[Records contained in a dataset]
════════

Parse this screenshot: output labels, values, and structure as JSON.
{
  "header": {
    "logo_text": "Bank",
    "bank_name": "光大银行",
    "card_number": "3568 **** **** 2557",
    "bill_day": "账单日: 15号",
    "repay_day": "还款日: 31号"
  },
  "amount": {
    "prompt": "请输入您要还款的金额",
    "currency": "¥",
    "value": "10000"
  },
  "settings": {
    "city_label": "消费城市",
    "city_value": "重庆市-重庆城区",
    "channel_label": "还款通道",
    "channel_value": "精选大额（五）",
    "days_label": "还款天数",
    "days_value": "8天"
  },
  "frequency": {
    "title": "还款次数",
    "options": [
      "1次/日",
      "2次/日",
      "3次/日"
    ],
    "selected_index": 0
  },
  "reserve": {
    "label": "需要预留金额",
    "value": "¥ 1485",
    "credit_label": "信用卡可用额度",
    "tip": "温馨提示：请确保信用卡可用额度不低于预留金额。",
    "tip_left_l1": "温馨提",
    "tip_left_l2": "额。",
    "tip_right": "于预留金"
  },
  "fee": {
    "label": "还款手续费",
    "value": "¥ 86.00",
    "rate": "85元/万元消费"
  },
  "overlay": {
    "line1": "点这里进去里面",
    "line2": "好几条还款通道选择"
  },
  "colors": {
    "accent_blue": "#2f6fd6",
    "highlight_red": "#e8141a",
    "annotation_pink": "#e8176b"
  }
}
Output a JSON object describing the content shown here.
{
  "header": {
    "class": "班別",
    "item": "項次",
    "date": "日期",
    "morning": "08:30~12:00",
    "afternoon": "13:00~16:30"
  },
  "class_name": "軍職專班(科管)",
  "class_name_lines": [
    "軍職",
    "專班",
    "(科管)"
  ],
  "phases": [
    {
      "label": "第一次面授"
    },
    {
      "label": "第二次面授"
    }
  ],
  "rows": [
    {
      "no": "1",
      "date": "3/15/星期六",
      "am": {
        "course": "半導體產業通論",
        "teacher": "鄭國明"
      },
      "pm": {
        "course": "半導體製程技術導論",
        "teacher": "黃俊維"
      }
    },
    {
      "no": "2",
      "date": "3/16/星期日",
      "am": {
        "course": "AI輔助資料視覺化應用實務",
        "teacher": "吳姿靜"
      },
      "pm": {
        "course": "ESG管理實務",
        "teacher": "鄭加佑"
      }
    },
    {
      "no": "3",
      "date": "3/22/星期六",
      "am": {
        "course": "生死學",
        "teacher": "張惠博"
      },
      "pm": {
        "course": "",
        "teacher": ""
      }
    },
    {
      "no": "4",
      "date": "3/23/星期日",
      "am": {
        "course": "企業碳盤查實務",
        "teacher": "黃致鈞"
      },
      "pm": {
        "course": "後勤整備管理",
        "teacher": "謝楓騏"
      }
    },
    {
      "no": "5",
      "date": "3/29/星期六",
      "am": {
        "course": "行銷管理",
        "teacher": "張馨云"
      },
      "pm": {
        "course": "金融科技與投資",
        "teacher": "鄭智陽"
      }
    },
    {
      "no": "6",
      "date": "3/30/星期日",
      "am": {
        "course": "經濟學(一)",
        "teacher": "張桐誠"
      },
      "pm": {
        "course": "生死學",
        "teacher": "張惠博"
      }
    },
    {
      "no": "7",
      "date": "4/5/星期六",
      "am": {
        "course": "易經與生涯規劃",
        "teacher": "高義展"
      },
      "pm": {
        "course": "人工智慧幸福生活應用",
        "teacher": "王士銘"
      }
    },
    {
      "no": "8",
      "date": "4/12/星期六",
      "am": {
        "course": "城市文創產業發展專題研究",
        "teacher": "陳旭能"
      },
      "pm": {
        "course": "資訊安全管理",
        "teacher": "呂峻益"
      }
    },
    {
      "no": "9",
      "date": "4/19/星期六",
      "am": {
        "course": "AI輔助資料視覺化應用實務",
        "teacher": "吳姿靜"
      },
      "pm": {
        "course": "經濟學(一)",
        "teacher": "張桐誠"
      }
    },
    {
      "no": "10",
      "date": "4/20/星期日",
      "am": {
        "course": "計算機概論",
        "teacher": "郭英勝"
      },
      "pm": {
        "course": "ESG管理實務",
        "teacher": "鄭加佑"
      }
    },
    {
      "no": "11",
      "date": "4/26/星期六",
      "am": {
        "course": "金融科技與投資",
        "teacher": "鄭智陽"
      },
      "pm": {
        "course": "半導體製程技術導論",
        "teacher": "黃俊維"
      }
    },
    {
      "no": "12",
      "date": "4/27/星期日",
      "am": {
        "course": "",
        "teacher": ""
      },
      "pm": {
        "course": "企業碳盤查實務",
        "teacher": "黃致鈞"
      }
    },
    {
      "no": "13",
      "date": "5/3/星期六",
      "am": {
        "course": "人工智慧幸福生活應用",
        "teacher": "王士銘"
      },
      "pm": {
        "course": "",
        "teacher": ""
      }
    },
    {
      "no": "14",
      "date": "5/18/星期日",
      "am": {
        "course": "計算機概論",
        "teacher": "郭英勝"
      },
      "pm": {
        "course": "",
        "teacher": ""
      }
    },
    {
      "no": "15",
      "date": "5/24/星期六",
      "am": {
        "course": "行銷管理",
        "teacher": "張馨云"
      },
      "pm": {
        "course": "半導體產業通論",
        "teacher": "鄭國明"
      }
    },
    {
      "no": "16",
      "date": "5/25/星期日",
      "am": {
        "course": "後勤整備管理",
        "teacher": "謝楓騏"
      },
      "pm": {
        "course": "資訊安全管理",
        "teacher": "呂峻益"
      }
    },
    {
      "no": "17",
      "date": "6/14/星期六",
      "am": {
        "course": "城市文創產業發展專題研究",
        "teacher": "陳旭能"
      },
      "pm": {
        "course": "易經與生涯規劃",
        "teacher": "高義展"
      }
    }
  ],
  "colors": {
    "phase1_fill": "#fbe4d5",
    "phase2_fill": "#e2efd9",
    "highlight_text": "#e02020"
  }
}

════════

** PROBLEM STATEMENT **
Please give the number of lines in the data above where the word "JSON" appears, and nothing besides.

** YOUR SOLUTION **
2